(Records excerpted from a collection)
────────────────────────────────────────

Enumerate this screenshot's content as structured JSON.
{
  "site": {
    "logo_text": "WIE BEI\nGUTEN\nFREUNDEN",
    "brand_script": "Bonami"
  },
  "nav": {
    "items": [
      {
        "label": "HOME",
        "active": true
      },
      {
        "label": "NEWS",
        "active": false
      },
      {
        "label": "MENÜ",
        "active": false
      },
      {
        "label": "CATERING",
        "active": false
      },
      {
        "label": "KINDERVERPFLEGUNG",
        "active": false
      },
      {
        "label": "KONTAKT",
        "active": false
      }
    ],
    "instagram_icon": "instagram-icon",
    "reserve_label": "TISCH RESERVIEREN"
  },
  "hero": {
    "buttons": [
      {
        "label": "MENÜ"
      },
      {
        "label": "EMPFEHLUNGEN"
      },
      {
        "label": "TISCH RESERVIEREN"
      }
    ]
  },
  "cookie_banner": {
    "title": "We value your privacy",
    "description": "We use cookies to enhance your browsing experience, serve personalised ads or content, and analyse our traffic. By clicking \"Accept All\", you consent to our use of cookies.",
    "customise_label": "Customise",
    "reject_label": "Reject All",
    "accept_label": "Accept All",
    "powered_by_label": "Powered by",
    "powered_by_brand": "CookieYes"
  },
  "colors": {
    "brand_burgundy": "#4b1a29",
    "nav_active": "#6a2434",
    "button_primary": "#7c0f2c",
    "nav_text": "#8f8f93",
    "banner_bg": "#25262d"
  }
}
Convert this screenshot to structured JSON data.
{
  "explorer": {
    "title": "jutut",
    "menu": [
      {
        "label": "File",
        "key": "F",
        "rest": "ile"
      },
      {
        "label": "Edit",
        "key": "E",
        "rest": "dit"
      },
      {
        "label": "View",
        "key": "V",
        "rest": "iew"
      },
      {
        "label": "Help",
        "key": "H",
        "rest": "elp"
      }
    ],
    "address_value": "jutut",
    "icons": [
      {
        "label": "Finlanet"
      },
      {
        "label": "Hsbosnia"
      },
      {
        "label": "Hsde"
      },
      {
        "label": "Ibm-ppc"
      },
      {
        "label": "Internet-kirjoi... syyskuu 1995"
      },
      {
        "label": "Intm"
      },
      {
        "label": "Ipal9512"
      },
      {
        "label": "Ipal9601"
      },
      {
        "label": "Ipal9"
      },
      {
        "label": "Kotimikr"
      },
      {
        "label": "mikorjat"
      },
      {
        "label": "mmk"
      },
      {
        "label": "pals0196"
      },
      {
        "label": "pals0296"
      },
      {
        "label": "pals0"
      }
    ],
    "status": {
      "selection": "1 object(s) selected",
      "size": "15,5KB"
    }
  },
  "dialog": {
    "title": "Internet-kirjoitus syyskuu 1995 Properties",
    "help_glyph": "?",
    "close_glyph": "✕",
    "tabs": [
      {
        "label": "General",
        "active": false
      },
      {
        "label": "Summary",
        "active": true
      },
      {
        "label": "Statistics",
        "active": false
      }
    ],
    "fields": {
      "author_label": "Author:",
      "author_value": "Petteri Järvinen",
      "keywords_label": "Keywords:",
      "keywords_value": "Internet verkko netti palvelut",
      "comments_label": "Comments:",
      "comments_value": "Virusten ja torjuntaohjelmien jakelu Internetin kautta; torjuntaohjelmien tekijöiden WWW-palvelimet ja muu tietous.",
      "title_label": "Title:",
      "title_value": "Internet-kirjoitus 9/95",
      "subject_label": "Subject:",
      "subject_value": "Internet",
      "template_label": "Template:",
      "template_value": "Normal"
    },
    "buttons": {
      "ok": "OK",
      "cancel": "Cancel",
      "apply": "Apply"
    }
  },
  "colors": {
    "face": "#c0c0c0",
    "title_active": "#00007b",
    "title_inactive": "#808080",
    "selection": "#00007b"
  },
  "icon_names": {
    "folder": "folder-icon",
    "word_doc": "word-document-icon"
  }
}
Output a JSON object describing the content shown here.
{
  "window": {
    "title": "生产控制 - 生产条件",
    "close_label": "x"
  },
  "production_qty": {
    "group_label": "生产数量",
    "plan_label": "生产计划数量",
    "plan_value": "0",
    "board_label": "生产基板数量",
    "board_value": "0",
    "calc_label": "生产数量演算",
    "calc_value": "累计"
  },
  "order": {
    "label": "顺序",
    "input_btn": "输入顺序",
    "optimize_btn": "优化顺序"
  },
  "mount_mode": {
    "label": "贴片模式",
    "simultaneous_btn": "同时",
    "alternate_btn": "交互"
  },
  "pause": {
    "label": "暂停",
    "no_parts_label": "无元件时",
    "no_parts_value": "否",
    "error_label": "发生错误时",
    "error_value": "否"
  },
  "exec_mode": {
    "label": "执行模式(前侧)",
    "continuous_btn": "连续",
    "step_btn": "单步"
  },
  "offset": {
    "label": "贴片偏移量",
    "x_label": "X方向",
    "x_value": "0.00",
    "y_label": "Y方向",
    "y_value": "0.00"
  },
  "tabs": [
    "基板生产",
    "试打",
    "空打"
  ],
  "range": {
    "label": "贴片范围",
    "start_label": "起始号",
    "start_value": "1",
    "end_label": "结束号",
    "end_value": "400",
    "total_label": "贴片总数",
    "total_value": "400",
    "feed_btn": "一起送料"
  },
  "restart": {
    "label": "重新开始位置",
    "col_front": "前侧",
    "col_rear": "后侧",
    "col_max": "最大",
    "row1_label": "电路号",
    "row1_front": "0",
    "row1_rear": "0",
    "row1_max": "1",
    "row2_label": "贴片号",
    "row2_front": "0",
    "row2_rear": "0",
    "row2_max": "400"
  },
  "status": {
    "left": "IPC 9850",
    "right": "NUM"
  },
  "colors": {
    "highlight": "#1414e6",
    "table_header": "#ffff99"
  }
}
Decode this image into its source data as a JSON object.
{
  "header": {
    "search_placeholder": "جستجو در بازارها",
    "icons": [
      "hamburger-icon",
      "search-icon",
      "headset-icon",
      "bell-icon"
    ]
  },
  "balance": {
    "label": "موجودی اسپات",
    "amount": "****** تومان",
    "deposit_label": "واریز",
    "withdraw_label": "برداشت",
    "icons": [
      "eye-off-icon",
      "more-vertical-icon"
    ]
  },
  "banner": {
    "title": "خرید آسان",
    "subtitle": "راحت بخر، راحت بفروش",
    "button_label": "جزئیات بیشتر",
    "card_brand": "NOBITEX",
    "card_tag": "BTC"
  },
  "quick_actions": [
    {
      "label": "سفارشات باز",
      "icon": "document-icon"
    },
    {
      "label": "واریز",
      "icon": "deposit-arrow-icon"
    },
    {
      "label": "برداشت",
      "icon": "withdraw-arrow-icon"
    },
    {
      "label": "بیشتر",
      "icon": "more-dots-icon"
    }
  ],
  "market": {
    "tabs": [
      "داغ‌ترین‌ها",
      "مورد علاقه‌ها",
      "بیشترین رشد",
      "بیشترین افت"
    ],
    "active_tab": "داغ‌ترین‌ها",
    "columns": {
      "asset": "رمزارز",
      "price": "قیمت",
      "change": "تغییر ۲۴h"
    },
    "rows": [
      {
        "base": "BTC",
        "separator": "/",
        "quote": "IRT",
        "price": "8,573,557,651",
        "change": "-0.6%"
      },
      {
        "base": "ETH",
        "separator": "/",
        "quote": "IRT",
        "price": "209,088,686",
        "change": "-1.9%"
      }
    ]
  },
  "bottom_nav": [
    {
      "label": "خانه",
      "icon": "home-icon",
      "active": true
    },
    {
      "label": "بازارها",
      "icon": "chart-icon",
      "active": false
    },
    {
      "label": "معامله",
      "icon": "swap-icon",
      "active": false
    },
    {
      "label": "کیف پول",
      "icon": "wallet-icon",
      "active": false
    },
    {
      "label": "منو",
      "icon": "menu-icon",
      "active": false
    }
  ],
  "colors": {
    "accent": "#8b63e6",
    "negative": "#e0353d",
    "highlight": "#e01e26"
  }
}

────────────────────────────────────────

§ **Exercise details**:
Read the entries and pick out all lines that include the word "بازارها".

§ **Your solution**:
    "search_placeholder": "جستجو در بازارها",
      "label": "بازارها",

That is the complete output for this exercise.